Tuesday, September 6, 2011
Part of why we moved out here to the mountains was to give our sons actual experiences. I wanted to create monumental events that would burn into their brains, leaving them forever changed. Hiking mountains. Punching Black Bears. Shooting Native Americans.
The reality is we still live in a city and I work a job that takes me away from my family for days and weeks at a time. And the epic, live changing events I imaged are harder to come by when one member of the family needs to sleep 2-4 hours during the day. We’ve spent more time at the Denver city zoo than any mountain. By far. I’m not sure if that bothers me or not. It’s just not what I planned.
I found myself rolling these thoughts around in my head while I was driving Elijah home from King Soopers Saturday afternoon. The radio was on and Garrison Keillor was recounting the days before ipods and Facebook, when a great afternoon meant standing on your dad’s lap, steering the car while he drank a beer.
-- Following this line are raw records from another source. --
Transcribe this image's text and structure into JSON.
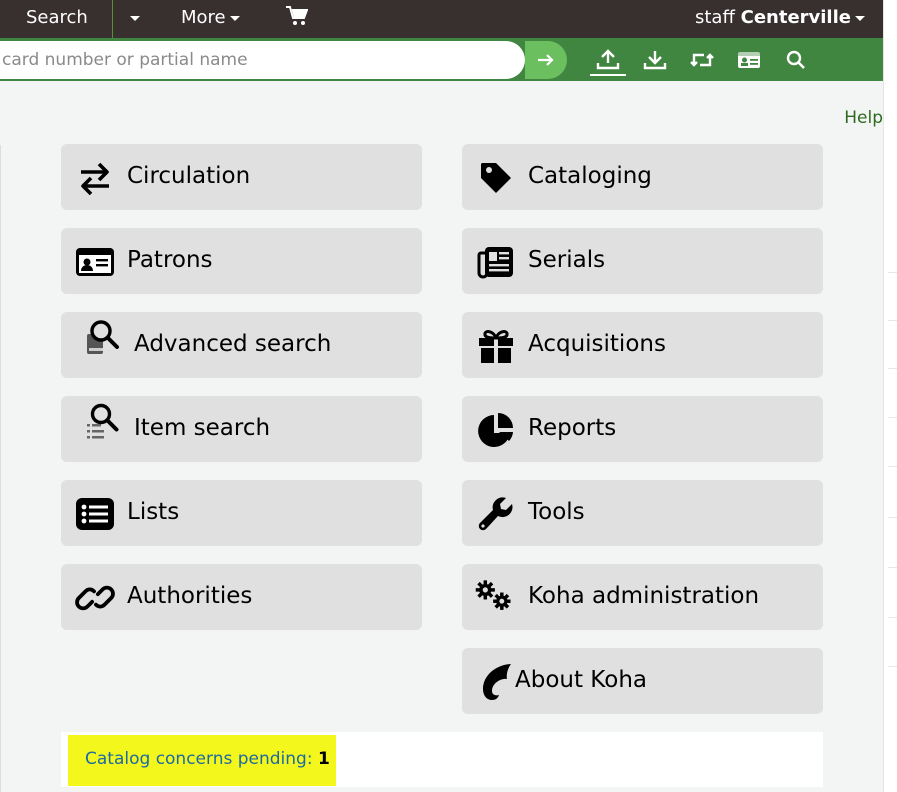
{
  "nav": {
    "search": "Search",
    "more": "More",
    "user_prefix": "staff",
    "branch": "Centerville"
  },
  "searchbar": {
    "placeholder": "card number or partial name"
  },
  "help": "Help",
  "tiles": {
    "circulation": "Circulation",
    "patrons": "Patrons",
    "advanced_search": "Advanced search",
    "item_search": "Item search",
    "lists": "Lists",
    "authorities": "Authorities",
    "cataloging": "Cataloging",
    "serials": "Serials",
    "acquisitions": "Acquisitions",
    "reports": "Reports",
    "tools": "Tools",
    "koha_administration": "Koha administration",
    "about_koha": "About Koha"
  },
  "concerns": {
    "label": "Catalog concerns pending:",
    "count": "1"
  }
}
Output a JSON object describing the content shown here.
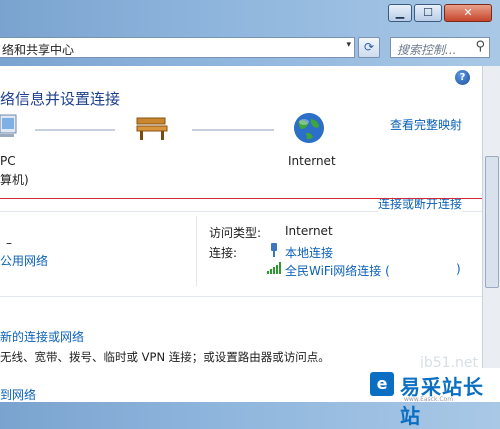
{
  "titlebar": {
    "minimize": "▁",
    "maximize": "☐",
    "close": "✕"
  },
  "address": {
    "path": "络和共享中心",
    "dropdown": "▾"
  },
  "search": {
    "placeholder": "搜索控制...",
    "icon": "search-icon"
  },
  "refresh_icon": "⟳",
  "help": "?",
  "heading": "络信息并设置连接",
  "map": {
    "full_map_link": "查看完整映射",
    "pc_label_1": "PC",
    "pc_label_2": "算机)",
    "internet_label": "Internet",
    "connect_link": "连接或断开连接"
  },
  "network": {
    "name": "–",
    "type_link": "公用网络",
    "access_type_label": "访问类型:",
    "access_type_value": "Internet",
    "connections_label": "连接:",
    "conn1": "本地连接",
    "conn2": "全民WiFi网络连接 (",
    "conn2_end": ")"
  },
  "tasks": {
    "new_connection_link": "新的连接或网络",
    "new_connection_desc": "无线、宽带、拨号、临时或 VPN 连接；或设置路由器或访问点。",
    "bottom_link": "到网络"
  },
  "watermark": {
    "logo_letter": "e",
    "brand": "易采站长站",
    "small": "www.Easck.Com",
    "faint": "jb51.net"
  }
}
I suddenly remembered Saturday afternoons with my dad when he would take us out driving in the country. I don’t recall a beer in his hand, but I think he was smoking cigarettes at the time. But I remember steering his old beat up yellow car as one of the great moments of my childhood.
I immediately swerved off Alameda and into a massive church parking lot. I turned around to Eli, who was cramming Skittles into his face, a reward for not making my life miserable in King Soopers.
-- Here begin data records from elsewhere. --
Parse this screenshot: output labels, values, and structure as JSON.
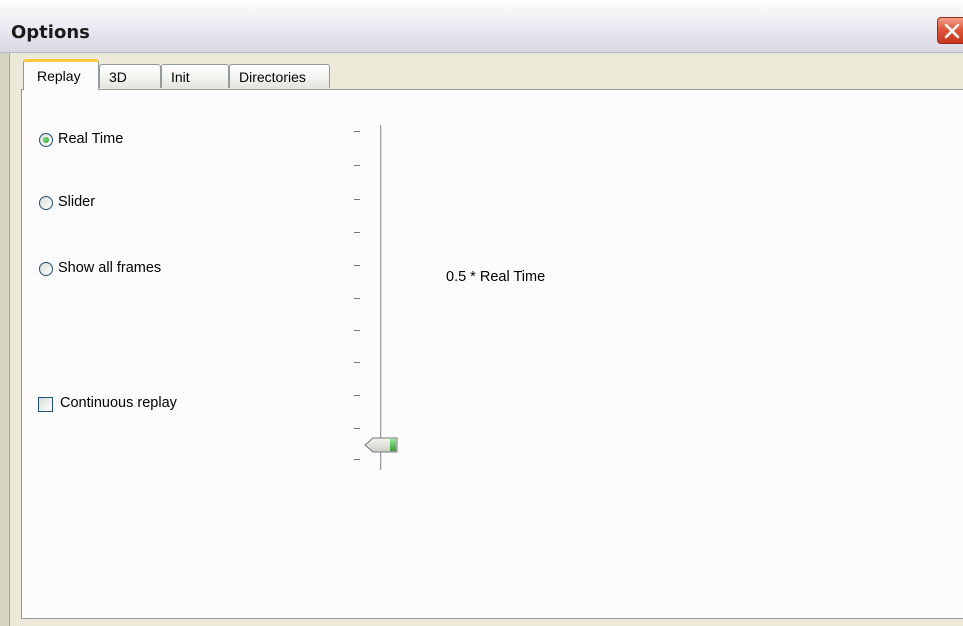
{
  "window": {
    "title": "Options"
  },
  "tabs": [
    {
      "label": "Replay",
      "active": true
    },
    {
      "label": "3D",
      "active": false
    },
    {
      "label": "Init",
      "active": false
    },
    {
      "label": "Directories",
      "active": false
    }
  ],
  "replay": {
    "radio_options": [
      {
        "label": "Real Time",
        "checked": true
      },
      {
        "label": "Slider",
        "checked": false
      },
      {
        "label": "Show all frames",
        "checked": false
      }
    ],
    "continuous_replay": {
      "label": "Continuous replay",
      "checked": false
    },
    "speed_slider": {
      "ticks": 11,
      "position_index": 10
    },
    "speed_label": "0.5 * Real Time"
  },
  "colors": {
    "active_tab_accent": "#ffc83c",
    "close_button": "#e2563a",
    "radio_dot": "#21a121"
  }
}
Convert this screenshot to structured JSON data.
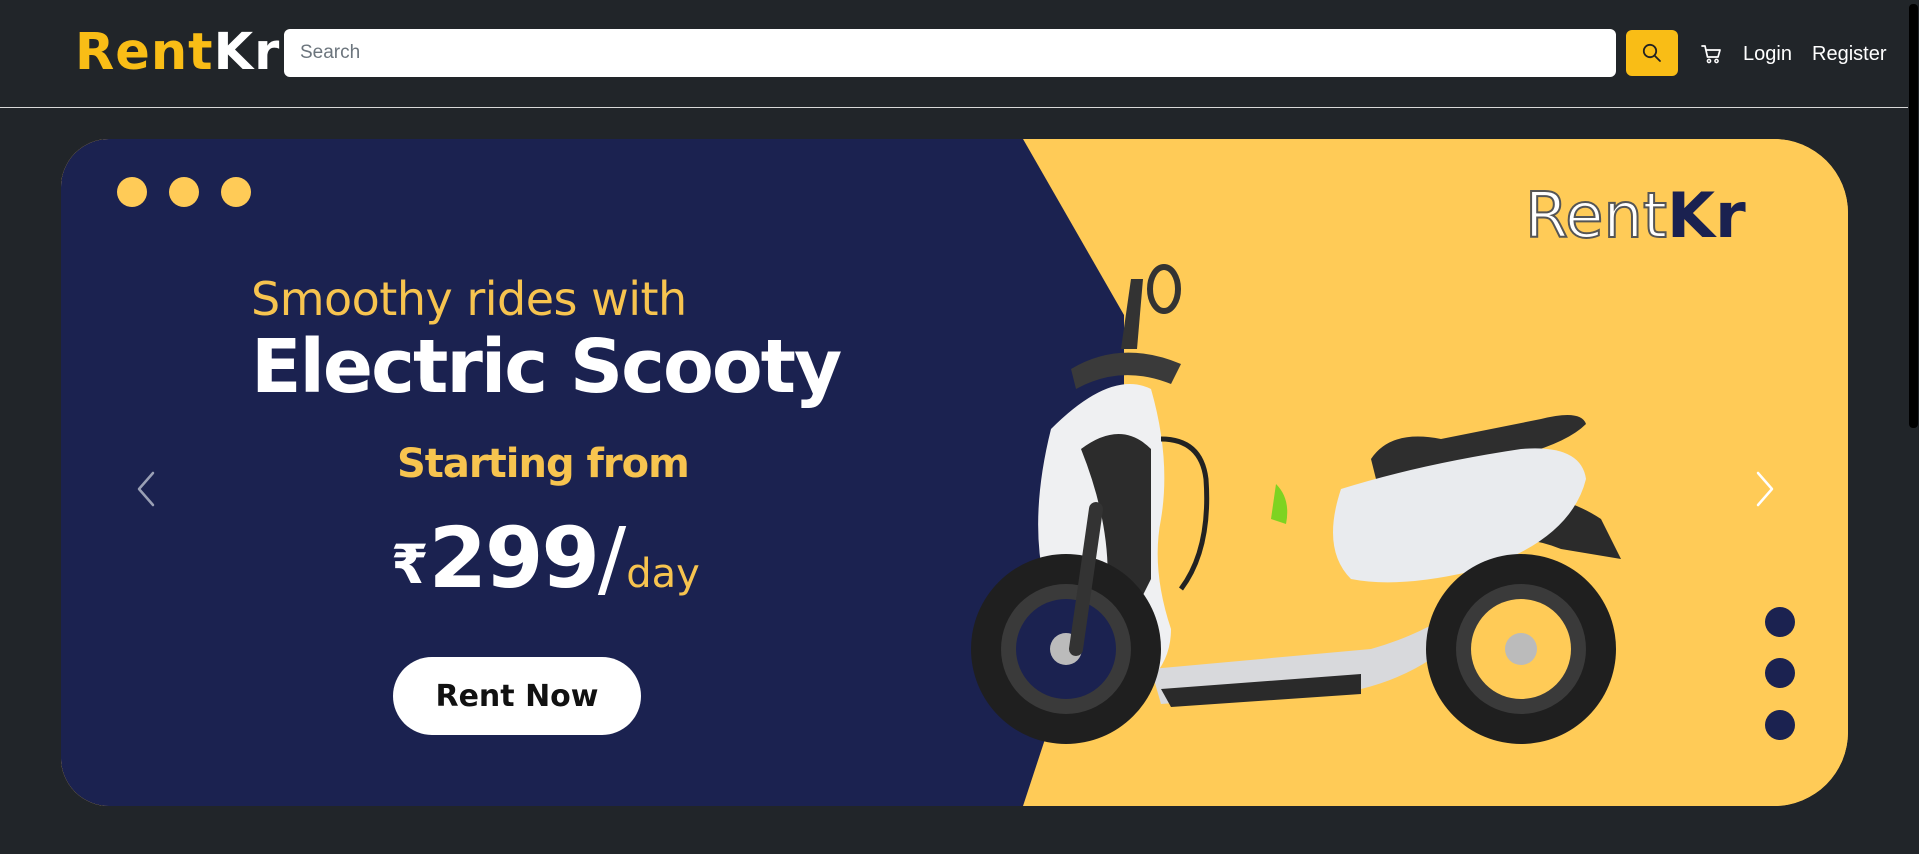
{
  "header": {
    "brand_part1": "Rent",
    "brand_part2": "Kr",
    "search_placeholder": "Search",
    "search_icon": "search-icon",
    "cart_icon": "cart-icon",
    "login_label": "Login",
    "register_label": "Register"
  },
  "banner": {
    "headline_small": "Smoothy rides with",
    "headline_big": "Electric Scooty",
    "starting_label": "Starting from",
    "currency_symbol": "₹",
    "price": "299",
    "price_slash": "/",
    "price_unit": "day",
    "cta_label": "Rent Now",
    "logo_part1": "Rent",
    "logo_part2": "Kr",
    "prev_icon": "chevron-left-icon",
    "next_icon": "chevron-right-icon"
  },
  "colors": {
    "background": "#212529",
    "accent": "#f9bd16",
    "banner_navy": "#1b2250",
    "banner_yellow": "#ffcb57"
  }
}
“Eli. How would you like to drive the car?” He looked at me like I was nuts.
“I’ll do the pedals and you steer the wheel. You can stand in my lap.”
His eyes lit up and he crawled across the front seats. I suddenly had a powerful desire for a beer. Or a cigarette. And I let my foot off the brake and put the car into my 4 year old’s hands.
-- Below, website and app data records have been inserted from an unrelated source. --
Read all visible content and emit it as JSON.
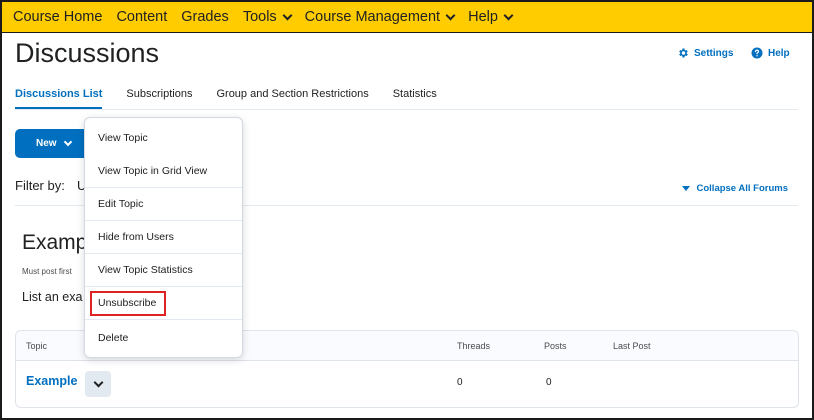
{
  "topnav": {
    "items": [
      {
        "label": "Course Home",
        "dropdown": false
      },
      {
        "label": "Content",
        "dropdown": false
      },
      {
        "label": "Grades",
        "dropdown": false
      },
      {
        "label": "Tools",
        "dropdown": true
      },
      {
        "label": "Course Management",
        "dropdown": true
      },
      {
        "label": "Help",
        "dropdown": true
      }
    ]
  },
  "header": {
    "title": "Discussions",
    "settings_label": "Settings",
    "help_label": "Help"
  },
  "tabs": [
    {
      "label": "Discussions List",
      "active": true
    },
    {
      "label": "Subscriptions",
      "active": false
    },
    {
      "label": "Group and Section Restrictions",
      "active": false
    },
    {
      "label": "Statistics",
      "active": false
    }
  ],
  "toolbar": {
    "new_label": "New",
    "filter_label": "Filter by:",
    "filter_value": "U",
    "collapse_label": "Collapse All Forums"
  },
  "forum": {
    "title": "Exampl",
    "note": "Must post first",
    "description": "List an exa"
  },
  "table": {
    "headers": {
      "topic": "Topic",
      "threads": "Threads",
      "posts": "Posts",
      "last_post": "Last Post"
    },
    "rows": [
      {
        "topic": "Example",
        "threads": "0",
        "posts": "0",
        "last_post": ""
      }
    ]
  },
  "context_menu": {
    "items": [
      "View Topic",
      "View Topic in Grid View",
      "Edit Topic",
      "Hide from Users",
      "View Topic Statistics",
      "Unsubscribe",
      "Delete"
    ],
    "highlighted": "Unsubscribe"
  },
  "colors": {
    "nav_bg": "#ffcc00",
    "accent": "#006fbf",
    "highlight_box": "#dd2222"
  },
  "icons": {
    "settings": "gear-icon",
    "help": "question-circle-icon",
    "dropdown": "chevron-down-icon",
    "collapse": "triangle-down-icon"
  }
}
And for about ten minutes, I thought Eli was making an actual memory. I knew I was.
p.s. This photo of Luca’s butt has nothing to do with driving my car. But it is just as awesome.